Sixty percent of people sleep with their bedroom doors open
As far as bedtime routines go, most people are creatures of habit. They have a side of the bed, top sheet or no top sheet, and a go-to sleep position. Another part of this routine that’s set in stone is whether they leave their bedroom door open or closed at night. But a recent movement meant to educate people about fire safety has a very strong opinion and want others to heed their warning — always sleep with your bedroom door closed.
The UL Firefighter Safety Research Institute (FSRI) launched a new public safety campaign coinciding with National Fire Prevention Week called “Close Before You Doze.” The message: Closed doors can absolutely save your life if there’s a fire.
According to the organization, nearly 60 percent of people sleep with their bedroom doors open. And while I, like many others, actually thought that was safer than a closed door because it makes escaping a fire easier, it turns out that’s not the case. If you still need further convincing, take a look at this:
Closed doors can help reduce toxic smoke, improve oxygen levels, and decrease room temperatures, all factors that impact how quickly fire can spread throughout a home. So, why is this message so important now? The organization explains that because of an increased use of synthetics in furniture and home construction (aka, open floor plans), the average time to escape a fire has gone from 17 minutes to just three minutes or less.
When I lived alone, I always kept my bedroom door closed and locked, because serial killers. But once I had kids, I kept it open out of habit so I could hear their goings on and for their inevitable trip(s) into our bedroom for cups of water, hugs, less itchy pajamas, or to discuss the unfairness of my not buying Nutella during our recent grocery trip.
The “Close Before You Doze” campaign aims to educate people on the dangers this can create. They recommend not only closing your bedroom door at night, but also your children’s as well for the same reasons.
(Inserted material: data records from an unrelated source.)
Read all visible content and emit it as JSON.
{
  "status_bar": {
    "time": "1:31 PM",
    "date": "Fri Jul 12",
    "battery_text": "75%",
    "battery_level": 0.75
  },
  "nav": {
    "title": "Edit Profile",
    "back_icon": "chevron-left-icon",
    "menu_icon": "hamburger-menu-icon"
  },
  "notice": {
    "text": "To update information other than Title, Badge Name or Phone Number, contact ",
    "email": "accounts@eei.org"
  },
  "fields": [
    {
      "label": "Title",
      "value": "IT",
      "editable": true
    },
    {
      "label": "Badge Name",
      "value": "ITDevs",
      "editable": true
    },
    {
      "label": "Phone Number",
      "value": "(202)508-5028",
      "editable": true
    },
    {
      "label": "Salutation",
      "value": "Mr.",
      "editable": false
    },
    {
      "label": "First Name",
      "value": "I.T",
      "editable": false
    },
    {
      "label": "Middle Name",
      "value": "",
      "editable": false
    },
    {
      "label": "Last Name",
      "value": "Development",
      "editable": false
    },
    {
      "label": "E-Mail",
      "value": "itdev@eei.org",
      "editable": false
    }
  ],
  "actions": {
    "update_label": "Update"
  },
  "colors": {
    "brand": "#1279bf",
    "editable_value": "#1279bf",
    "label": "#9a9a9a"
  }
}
And as always, continue to check smoke and carbon monoxide detectors to ensure all’s working properly.
As with anything, this will be a hard habit to break — but one that can literally save your life.